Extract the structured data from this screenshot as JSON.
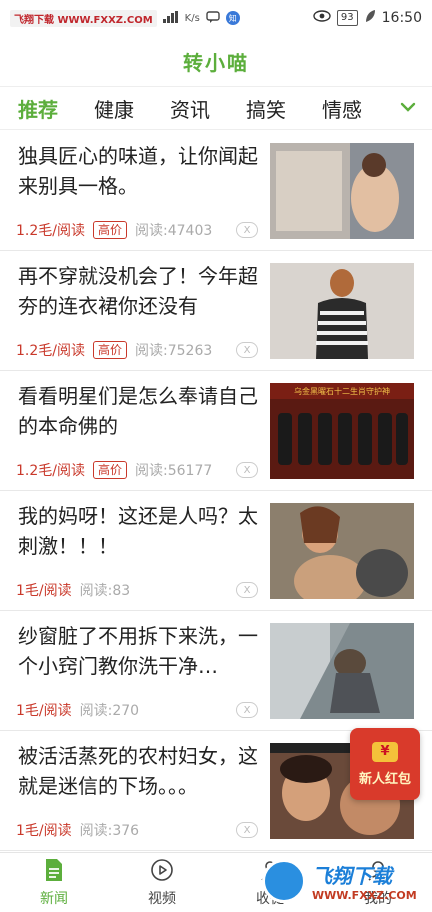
{
  "status_bar": {
    "watermark": "飞翔下载 WWW.FXXZ.COM",
    "speed": "K/s",
    "app_dot": "知",
    "battery": "93",
    "time": "16:50"
  },
  "app": {
    "title": "转小喵"
  },
  "tabs": [
    {
      "label": "推荐",
      "active": true
    },
    {
      "label": "健康"
    },
    {
      "label": "资讯"
    },
    {
      "label": "搞笑"
    },
    {
      "label": "情感"
    }
  ],
  "news": [
    {
      "title": "独具匠心的味道，让你闻起来别具一格。",
      "reward": "1.2毛/阅读",
      "badge": "高价",
      "reads": "阅读:47403",
      "dismiss": "X"
    },
    {
      "title": "再不穿就没机会了！今年超夯的连衣裙你还没有",
      "reward": "1.2毛/阅读",
      "badge": "高价",
      "reads": "阅读:75263",
      "dismiss": "X"
    },
    {
      "title": "看看明星们是怎么奉请自己的本命佛的",
      "reward": "1.2毛/阅读",
      "badge": "高价",
      "reads": "阅读:56177",
      "dismiss": "X",
      "thumb_caption": "乌金黑曜石十二生肖守护神"
    },
    {
      "title": "我的妈呀！这还是人吗？太刺激！！！",
      "reward": "1毛/阅读",
      "reads": "阅读:83",
      "dismiss": "X"
    },
    {
      "title": "纱窗脏了不用拆下来洗，一个小窍门教你洗干净…",
      "reward": "1毛/阅读",
      "reads": "阅读:270",
      "dismiss": "X"
    },
    {
      "title": "被活活蒸死的农村妇女，这就是迷信的下场。。。",
      "reward": "1毛/阅读",
      "reads": "阅读:376",
      "dismiss": "X"
    }
  ],
  "red_packet": {
    "coin": "¥",
    "label": "新人红包"
  },
  "bottom_nav": [
    {
      "label": "新闻",
      "icon": "news-doc-icon",
      "active": true
    },
    {
      "label": "视频",
      "icon": "play-circle-icon"
    },
    {
      "label": "收徒",
      "icon": "apprentice-icon"
    },
    {
      "label": "我的",
      "icon": "profile-icon"
    }
  ],
  "watermark": {
    "main": "飞翔下载",
    "sub": "WWW.FXXZ.COM"
  },
  "colors": {
    "accent": "#5cae3c",
    "reward": "#c9392b",
    "red_packet": "#d93a2b"
  }
}
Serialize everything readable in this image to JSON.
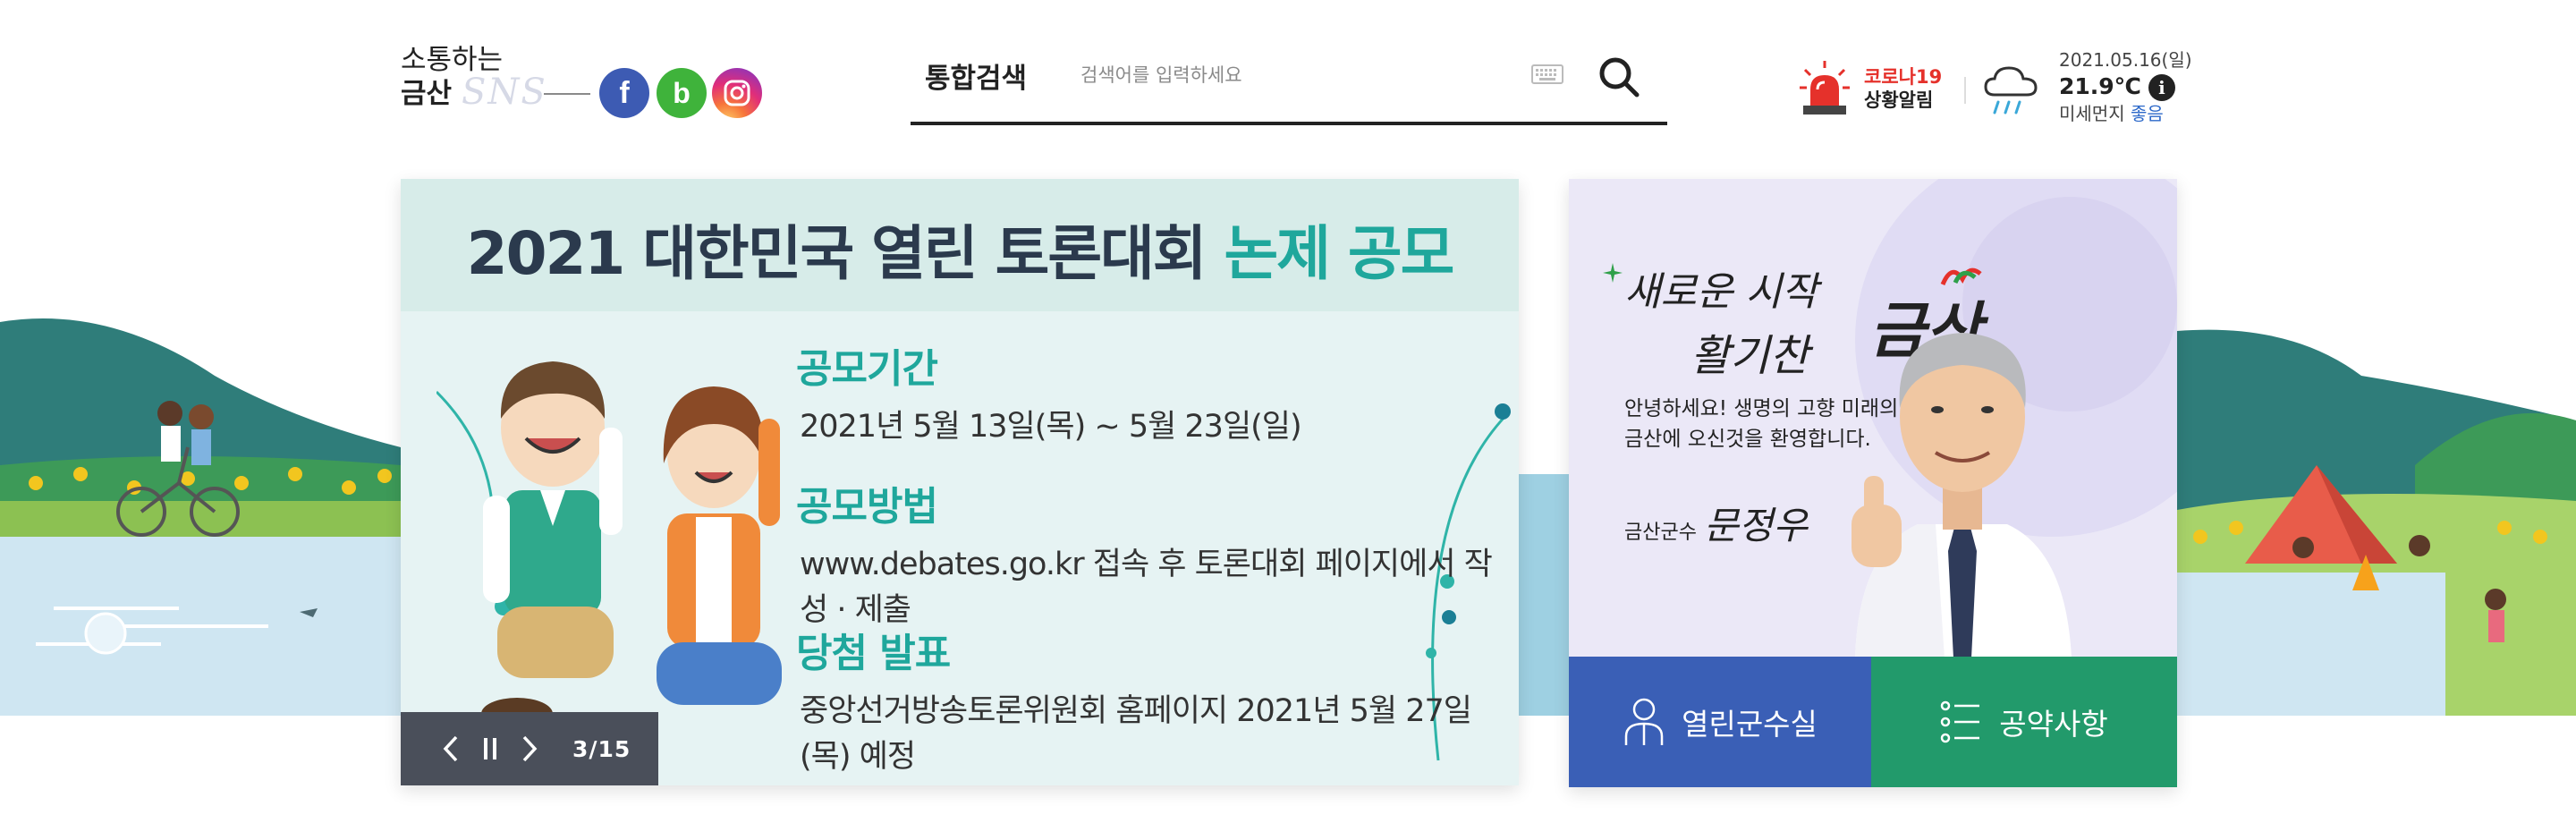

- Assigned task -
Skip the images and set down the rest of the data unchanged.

- Your solution -
Extract the structured data from this screenshot as JSON.
{
  "status_bar": {
    "watermark": "飞翔下载 WWW.FXXZ.COM",
    "speed": "K/s",
    "app_dot": "知",
    "battery": "93",
    "time": "16:50"
  },
  "app": {
    "title": "转小喵"
  },
  "tabs": [
    {
      "label": "推荐",
      "active": true
    },
    {
      "label": "健康"
    },
    {
      "label": "资讯"
    },
    {
      "label": "搞笑"
    },
    {
      "label": "情感"
    }
  ],
  "news": [
    {
      "title": "独具匠心的味道，让你闻起来别具一格。",
      "reward": "1.2毛/阅读",
      "badge": "高价",
      "reads": "阅读:47403",
      "dismiss": "X"
    },
    {
      "title": "再不穿就没机会了！今年超夯的连衣裙你还没有",
      "reward": "1.2毛/阅读",
      "badge": "高价",
      "reads": "阅读:75263",
      "dismiss": "X"
    },
    {
      "title": "看看明星们是怎么奉请自己的本命佛的",
      "reward": "1.2毛/阅读",
      "badge": "高价",
      "reads": "阅读:56177",
      "dismiss": "X",
      "thumb_caption": "乌金黑曜石十二生肖守护神"
    },
    {
      "title": "我的妈呀！这还是人吗？太刺激！！！",
      "reward": "1毛/阅读",
      "reads": "阅读:83",
      "dismiss": "X"
    },
    {
      "title": "纱窗脏了不用拆下来洗，一个小窍门教你洗干净…",
      "reward": "1毛/阅读",
      "reads": "阅读:270",
      "dismiss": "X"
    },
    {
      "title": "被活活蒸死的农村妇女，这就是迷信的下场。。。",
      "reward": "1毛/阅读",
      "reads": "阅读:376",
      "dismiss": "X"
    }
  ],
  "red_packet": {
    "coin": "¥",
    "label": "新人红包"
  },
  "bottom_nav": [
    {
      "label": "新闻",
      "icon": "news-doc-icon",
      "active": true
    },
    {
      "label": "视频",
      "icon": "play-circle-icon"
    },
    {
      "label": "收徒",
      "icon": "apprentice-icon"
    },
    {
      "label": "我的",
      "icon": "profile-icon"
    }
  ],
  "watermark": {
    "main": "飞翔下载",
    "sub": "WWW.FXXZ.COM"
  },
  "colors": {
    "accent": "#5cae3c",
    "reward": "#c9392b",
    "red_packet": "#d93a2b"
  }
}
Serialize everything readable in this image to JSON.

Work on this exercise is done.